By connecting a pair of confronting sleeves 13 with a sleeve connector 22, the optical fiber cable 6 housed therein can be better protected from physical damage. In particular, the resistance to earthquakes can be increased.

This second embodiment is also advantageous from the standpoint of light transmission, with couplings 17 between adjacent sections of the optical fiber cable 6 reduced from 4 locations to 2 locations.

In addition, maintenance is simplified by connecting confronting sleeves 13 together. In the event that some repair needs to be be made to either the section of optical fiber cable 6 inside the penetration assembly 10 or to one of the parts forming the penetration assembly 10, both sleeves 13 and the parts contained therein can be removed from the penetration assembly 10 as a single unit.
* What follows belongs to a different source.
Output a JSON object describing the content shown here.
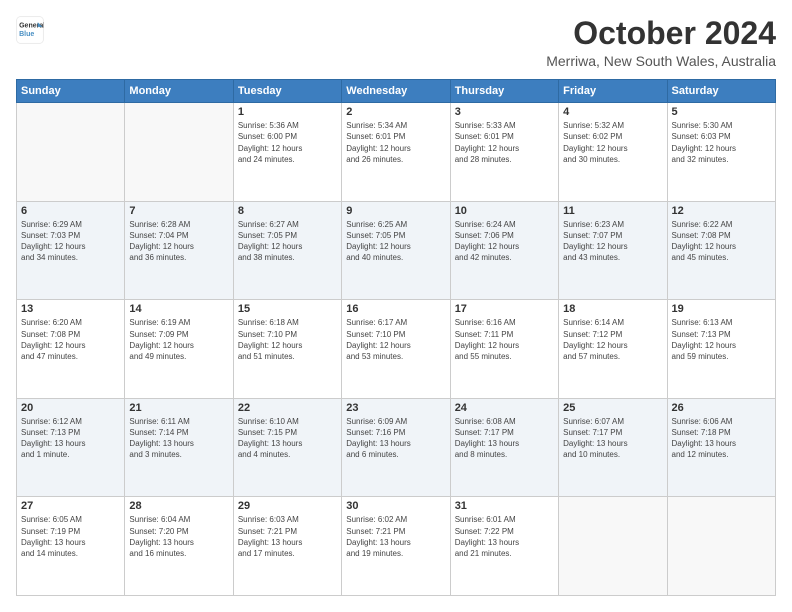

While both of the embodiments of a penetration assembly according to the present invention were described as used in a light water reactor, they are both appropriate for use in other types of reactors, such as heavy water reactors and fast breeder reactors.

Further, although the present invention was described for use with optical fiber cables, it my also be used as a penetration assembly for optical fiber rods.
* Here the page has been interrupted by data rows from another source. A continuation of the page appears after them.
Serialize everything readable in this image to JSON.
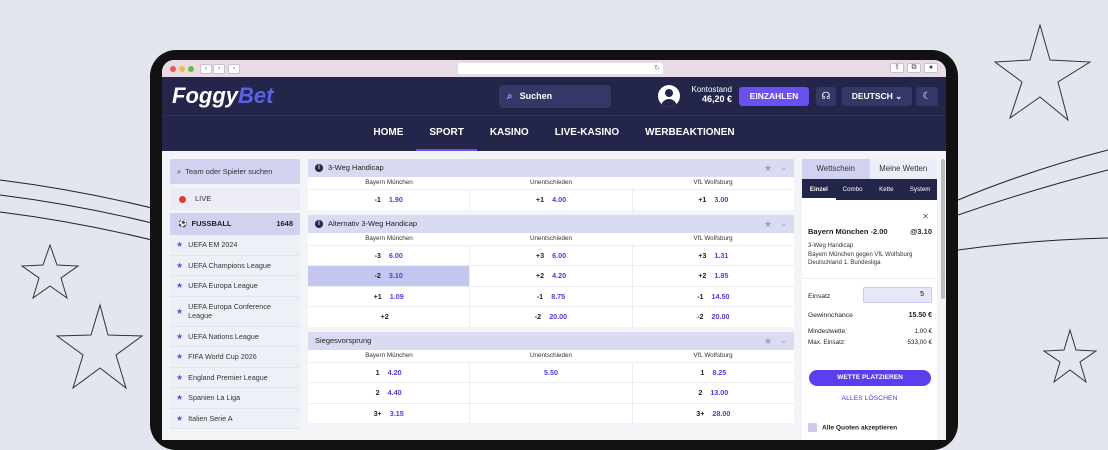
{
  "header": {
    "logo_part1": "Foggy",
    "logo_part2": "Bet",
    "search_label": "Suchen",
    "balance_label": "Kontostand",
    "balance_value": "46,20 €",
    "deposit_button": "EINZAHLEN",
    "language": "DEUTSCH ⌄"
  },
  "nav": {
    "items": [
      "HOME",
      "SPORT",
      "KASINO",
      "LIVE-KASINO",
      "WERBEAKTIONEN"
    ],
    "active": "SPORT"
  },
  "sidebar": {
    "search_placeholder": "Team oder Spieler suchen",
    "live": "LIVE",
    "football": "FUSSBALL",
    "football_count": "1648",
    "leagues": [
      "UEFA EM 2024",
      "UEFA Champions League",
      "UEFA Europa League",
      "UEFA Europa Conference League",
      "UEFA Nations League",
      "FIFA World Cup 2026",
      "England Premier League",
      "Spanien La Liga",
      "Italien Serie A"
    ]
  },
  "markets": {
    "m1": {
      "title": "3-Weg Handicap",
      "cols": [
        "Bayern München",
        "Unentschieden",
        "VfL Wolfsburg"
      ],
      "rows": [
        [
          {
            "h": "-1",
            "o": "1.90"
          },
          {
            "h": "+1",
            "o": "4.00"
          },
          {
            "h": "+1",
            "o": "3.00"
          }
        ]
      ]
    },
    "m2": {
      "title": "Alternativ 3-Weg Handicap",
      "cols": [
        "Bayern München",
        "Unentschieden",
        "VfL Wolfsburg"
      ],
      "rows": [
        [
          {
            "h": "-3",
            "o": "6.00"
          },
          {
            "h": "+3",
            "o": "6.00"
          },
          {
            "h": "+3",
            "o": "1.31"
          }
        ],
        [
          {
            "h": "-2",
            "o": "3.10"
          },
          {
            "h": "+2",
            "o": "4.20"
          },
          {
            "h": "+2",
            "o": "1.85"
          }
        ],
        [
          {
            "h": "+1",
            "o": "1.09"
          },
          {
            "h": "-1",
            "o": "8.75"
          },
          {
            "h": "-1",
            "o": "14.50"
          }
        ],
        [
          {
            "h": "+2",
            "o": ""
          },
          {
            "h": "-2",
            "o": "20.00"
          },
          {
            "h": "-2",
            "o": "20.00"
          }
        ]
      ]
    },
    "m3": {
      "title": "Siegesvorsprung",
      "cols": [
        "Bayern München",
        "Unentschieden",
        "VfL Wolfsburg"
      ],
      "rows": [
        [
          {
            "h": "1",
            "o": "4.20"
          },
          {
            "h": "",
            "o": "5.50"
          },
          {
            "h": "1",
            "o": "8.25"
          }
        ],
        [
          {
            "h": "2",
            "o": "4.40"
          },
          {
            "h": "",
            "o": ""
          },
          {
            "h": "2",
            "o": "13.00"
          }
        ],
        [
          {
            "h": "3+",
            "o": "3.15"
          },
          {
            "h": "",
            "o": ""
          },
          {
            "h": "3+",
            "o": "28.00"
          }
        ]
      ]
    }
  },
  "betslip": {
    "tab_slip": "Wettschein",
    "tab_mybets": "Meine Wetten",
    "types": [
      "Einzel",
      "Combo",
      "Kette",
      "System"
    ],
    "selection": "Bayern München -2.00",
    "selection_odds": "@3.10",
    "market": "3-Weg Handicap",
    "match": "Bayern München gegen VfL Wolfsburg",
    "league": "Deutschland 1. Bundesliga",
    "stake_label": "Einsatz",
    "stake_value": "5",
    "win_label": "Gewinnchance",
    "win_value": "15.50 €",
    "min_label": "Mindestwette:",
    "min_value": "1,00 €",
    "max_label": "Max. Einsatz:",
    "max_value": "533,00 €",
    "place_button": "WETTE PLATZIEREN",
    "clear_all": "ALLES LÖSCHEN",
    "accept_odds": "Alle Quoten akzeptieren"
  }
}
Patent Citations
Cited PatentFiling datePublication dateApplicantTitle
US3946467 *Dec 9, 1974Mar 30, 1976Northern Electric Company, LimitedClamp for an optical fibre
US4124364 *Dec 2, 1976Nov 7, 1978International Standard Electric CorporationMethod for making glass sleeve fiber splice
US4379614 *Aug 27, 1980Apr 12, 1983Siemens AktiengesellschaftSplice connection for a pair of light waveguide cables with optical fibers in tubular sheaths
JPS529453A * Title not available
JPS537251A * Title not available
JPS56156809A * Title not available
NL7811931A * Title not available
Referenced by
Citing PatentFiling datePublication dateApplicantTitle
US4859021 *Sep 20, 1988Aug 22, 1989Hughes Aircraft CompanyHermetic feedthrough connector for fiber optic transmission
US5091987 *Feb 11, 1991Feb 25, 1992G & H Technology, Inc.Fiber optic hermetic connector
US6215065Apr 5, 1999Apr 10, 2001Andrew CorporationBulkhead penetration system
US7650055Jul 27, 2007Jan 19, 2010Corning Cable Systems LlcTerminal with internal environmental seal
US8755663Oct 27, 2011Jun 17, 2014Corning Cable Systems LlcImpact resistant fiber optic enclosures and related methods
US8873926Apr 26, 2012Oct 28, 2014Corning Cable Systems LlcFiber optic enclosures employing clamping assemblies for strain relief of cables, and related assemblies and methods
US20120321029 *Dec 20, 2011Dec 20, 2012Johann BernauerElectrical penetration arrangement for the connection of electrical devices in containment structures
DE3628391A1 *Aug 21, 1986Feb 25, 1988Licentia GmbhGas-tight housing feedthrough (bushing) for a silica-glass optical fibre, and method for producing it
Classifications
U.S. Classification385/138
International ClassificationH02G3/22, G02B6/00, G02B6/44, H01R9/16
Cooperative ClassificationG02B6/4428
European ClassificationG02B6/44C6B1
Legal Events
DateCodeEventDescription
May 7, 1997FPAYFee payment
Year of fee payment: 12
May 4, 1993FPAYFee payment
Year of fee payment: 8
May 14, 1989FPAYFee payment
Year of fee payment: 4
Sep 27, 1988RFReissue application filed
Effective date: 19871119
Jun 3, 1983ASAssignment
Owner name: MITSUBISHI DENKI KABUSHIKI KAISHA 2-3 MARUNOUCHI 2
Free format text: ASSIGNMENT OF ASSIGNORS INTEREST.;ASSIGNORS:KOJIRO, TETSUYA;TAKEDA, JUN;REEL/FRAME:004137/0033
Effective date: 19830317